Exercise aim: Each line of the listing that contains the word "ialexanderbrito" is to be copied.

Material shown:
+-------+
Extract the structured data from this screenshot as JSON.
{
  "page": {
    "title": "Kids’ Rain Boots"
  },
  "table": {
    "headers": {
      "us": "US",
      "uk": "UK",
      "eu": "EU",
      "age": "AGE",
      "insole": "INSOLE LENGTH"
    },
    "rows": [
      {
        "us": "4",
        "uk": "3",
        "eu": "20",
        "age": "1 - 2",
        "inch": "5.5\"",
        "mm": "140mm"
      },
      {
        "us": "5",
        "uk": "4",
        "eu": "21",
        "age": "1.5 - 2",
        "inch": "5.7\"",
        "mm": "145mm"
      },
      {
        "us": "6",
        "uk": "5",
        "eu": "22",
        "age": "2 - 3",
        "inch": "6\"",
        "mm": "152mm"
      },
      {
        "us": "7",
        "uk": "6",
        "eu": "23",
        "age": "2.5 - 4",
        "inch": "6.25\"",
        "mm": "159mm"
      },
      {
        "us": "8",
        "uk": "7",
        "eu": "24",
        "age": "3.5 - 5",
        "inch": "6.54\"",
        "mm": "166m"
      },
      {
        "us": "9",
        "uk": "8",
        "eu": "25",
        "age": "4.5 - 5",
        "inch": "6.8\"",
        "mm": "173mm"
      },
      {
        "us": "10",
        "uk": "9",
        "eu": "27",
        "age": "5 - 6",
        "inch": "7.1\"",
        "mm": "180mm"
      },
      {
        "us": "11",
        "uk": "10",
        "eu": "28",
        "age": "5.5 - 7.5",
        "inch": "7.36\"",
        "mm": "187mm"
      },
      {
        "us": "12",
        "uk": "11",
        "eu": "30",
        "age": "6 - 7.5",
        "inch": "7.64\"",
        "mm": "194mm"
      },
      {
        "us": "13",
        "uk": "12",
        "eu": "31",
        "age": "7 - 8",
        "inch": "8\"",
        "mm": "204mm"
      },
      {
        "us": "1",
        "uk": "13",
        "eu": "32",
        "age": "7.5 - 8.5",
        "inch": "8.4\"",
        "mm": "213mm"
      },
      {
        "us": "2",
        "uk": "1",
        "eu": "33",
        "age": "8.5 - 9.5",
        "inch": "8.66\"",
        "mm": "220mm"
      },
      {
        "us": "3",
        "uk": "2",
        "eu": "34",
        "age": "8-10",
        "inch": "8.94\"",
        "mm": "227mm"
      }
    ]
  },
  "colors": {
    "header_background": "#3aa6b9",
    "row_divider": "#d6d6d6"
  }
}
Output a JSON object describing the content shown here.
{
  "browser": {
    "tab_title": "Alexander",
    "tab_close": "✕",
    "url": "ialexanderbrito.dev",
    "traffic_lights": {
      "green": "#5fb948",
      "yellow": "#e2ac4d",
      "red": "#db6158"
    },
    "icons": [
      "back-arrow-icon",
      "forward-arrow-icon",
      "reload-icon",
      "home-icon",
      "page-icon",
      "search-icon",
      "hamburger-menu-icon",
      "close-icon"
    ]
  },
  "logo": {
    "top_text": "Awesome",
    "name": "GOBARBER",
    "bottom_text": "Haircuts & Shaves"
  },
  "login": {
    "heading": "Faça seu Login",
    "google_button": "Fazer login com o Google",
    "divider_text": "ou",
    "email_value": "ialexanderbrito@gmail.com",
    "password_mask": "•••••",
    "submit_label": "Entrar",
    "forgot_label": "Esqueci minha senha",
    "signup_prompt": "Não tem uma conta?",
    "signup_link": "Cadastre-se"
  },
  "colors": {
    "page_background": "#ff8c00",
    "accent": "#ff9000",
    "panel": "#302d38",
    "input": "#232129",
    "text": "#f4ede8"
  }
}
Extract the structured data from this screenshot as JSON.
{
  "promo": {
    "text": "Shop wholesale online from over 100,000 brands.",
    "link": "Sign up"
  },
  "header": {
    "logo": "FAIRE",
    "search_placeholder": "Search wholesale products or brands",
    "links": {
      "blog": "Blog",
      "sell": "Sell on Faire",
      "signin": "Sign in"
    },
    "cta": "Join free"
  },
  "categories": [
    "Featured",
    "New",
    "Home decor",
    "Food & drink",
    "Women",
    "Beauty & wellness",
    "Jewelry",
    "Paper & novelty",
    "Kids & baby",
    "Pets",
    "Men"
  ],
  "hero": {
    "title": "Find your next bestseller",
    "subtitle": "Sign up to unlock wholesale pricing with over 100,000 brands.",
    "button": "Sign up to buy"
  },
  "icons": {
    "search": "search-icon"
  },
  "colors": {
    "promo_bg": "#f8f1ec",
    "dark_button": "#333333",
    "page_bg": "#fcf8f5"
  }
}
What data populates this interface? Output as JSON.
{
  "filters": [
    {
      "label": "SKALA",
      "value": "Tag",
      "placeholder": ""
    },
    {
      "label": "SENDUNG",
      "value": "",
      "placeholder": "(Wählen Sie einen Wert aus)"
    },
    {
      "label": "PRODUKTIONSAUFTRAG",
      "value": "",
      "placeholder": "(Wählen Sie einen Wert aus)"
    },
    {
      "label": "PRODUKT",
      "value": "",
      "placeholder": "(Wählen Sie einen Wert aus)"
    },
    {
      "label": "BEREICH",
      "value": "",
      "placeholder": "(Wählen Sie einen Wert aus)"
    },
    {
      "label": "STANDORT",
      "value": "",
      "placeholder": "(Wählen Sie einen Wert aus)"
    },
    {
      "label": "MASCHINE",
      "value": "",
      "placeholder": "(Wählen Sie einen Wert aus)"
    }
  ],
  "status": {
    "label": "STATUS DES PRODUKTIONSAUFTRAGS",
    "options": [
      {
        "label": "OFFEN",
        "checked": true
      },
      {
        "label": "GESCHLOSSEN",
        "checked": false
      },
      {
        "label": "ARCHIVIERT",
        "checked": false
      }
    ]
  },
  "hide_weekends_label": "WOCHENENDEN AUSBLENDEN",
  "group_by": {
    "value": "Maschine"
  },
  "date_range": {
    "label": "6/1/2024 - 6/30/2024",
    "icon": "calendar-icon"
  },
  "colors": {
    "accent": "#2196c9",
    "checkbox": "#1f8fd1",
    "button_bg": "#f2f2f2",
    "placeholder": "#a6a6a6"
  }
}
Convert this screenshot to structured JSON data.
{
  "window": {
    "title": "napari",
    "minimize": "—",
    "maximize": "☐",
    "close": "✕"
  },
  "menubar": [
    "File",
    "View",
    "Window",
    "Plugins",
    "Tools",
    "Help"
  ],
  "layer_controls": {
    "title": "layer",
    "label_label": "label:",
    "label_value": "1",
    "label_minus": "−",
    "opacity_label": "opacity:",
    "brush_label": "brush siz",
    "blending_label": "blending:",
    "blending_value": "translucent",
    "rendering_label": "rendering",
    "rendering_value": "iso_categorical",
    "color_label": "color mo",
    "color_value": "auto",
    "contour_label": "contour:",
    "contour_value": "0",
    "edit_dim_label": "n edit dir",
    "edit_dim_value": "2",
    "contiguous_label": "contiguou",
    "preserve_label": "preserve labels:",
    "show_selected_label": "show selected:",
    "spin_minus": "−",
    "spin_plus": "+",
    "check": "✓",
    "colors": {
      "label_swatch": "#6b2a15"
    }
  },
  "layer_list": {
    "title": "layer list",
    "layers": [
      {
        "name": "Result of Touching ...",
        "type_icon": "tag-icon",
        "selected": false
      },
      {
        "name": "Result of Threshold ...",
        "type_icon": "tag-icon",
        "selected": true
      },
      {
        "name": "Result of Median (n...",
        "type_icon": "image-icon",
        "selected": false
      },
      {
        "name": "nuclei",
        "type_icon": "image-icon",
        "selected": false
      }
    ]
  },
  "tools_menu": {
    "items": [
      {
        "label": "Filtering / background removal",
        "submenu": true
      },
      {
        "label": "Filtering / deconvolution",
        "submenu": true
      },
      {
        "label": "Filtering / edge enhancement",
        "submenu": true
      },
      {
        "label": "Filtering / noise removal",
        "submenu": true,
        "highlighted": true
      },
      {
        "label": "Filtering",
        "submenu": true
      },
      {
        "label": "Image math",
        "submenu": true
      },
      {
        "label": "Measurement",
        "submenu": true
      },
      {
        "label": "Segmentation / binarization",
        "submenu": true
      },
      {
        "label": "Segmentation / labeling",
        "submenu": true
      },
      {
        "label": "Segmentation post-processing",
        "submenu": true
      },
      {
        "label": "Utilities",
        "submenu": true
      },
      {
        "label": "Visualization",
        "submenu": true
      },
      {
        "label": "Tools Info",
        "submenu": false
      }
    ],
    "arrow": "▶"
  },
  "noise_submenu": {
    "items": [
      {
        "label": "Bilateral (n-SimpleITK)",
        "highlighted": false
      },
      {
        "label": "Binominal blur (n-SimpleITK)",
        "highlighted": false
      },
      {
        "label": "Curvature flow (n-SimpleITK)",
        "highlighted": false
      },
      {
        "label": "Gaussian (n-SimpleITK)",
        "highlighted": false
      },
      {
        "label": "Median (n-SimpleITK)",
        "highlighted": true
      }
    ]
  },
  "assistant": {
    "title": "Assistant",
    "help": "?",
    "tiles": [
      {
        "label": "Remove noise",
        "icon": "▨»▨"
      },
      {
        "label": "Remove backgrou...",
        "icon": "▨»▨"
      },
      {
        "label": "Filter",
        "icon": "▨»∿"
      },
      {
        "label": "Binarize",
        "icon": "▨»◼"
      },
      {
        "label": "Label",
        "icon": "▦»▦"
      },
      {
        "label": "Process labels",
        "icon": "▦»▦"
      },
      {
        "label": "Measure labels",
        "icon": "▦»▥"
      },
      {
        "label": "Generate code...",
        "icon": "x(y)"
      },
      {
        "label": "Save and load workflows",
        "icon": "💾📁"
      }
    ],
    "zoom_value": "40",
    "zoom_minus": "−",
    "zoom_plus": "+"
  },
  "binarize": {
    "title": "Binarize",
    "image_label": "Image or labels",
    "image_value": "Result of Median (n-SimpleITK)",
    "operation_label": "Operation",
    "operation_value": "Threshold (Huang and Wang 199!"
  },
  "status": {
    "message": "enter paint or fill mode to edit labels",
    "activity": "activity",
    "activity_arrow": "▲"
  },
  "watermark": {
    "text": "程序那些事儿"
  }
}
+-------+
Written response:
    "url": "ialexanderbrito.dev",
    "email_value": "ialexanderbrito@gmail.com",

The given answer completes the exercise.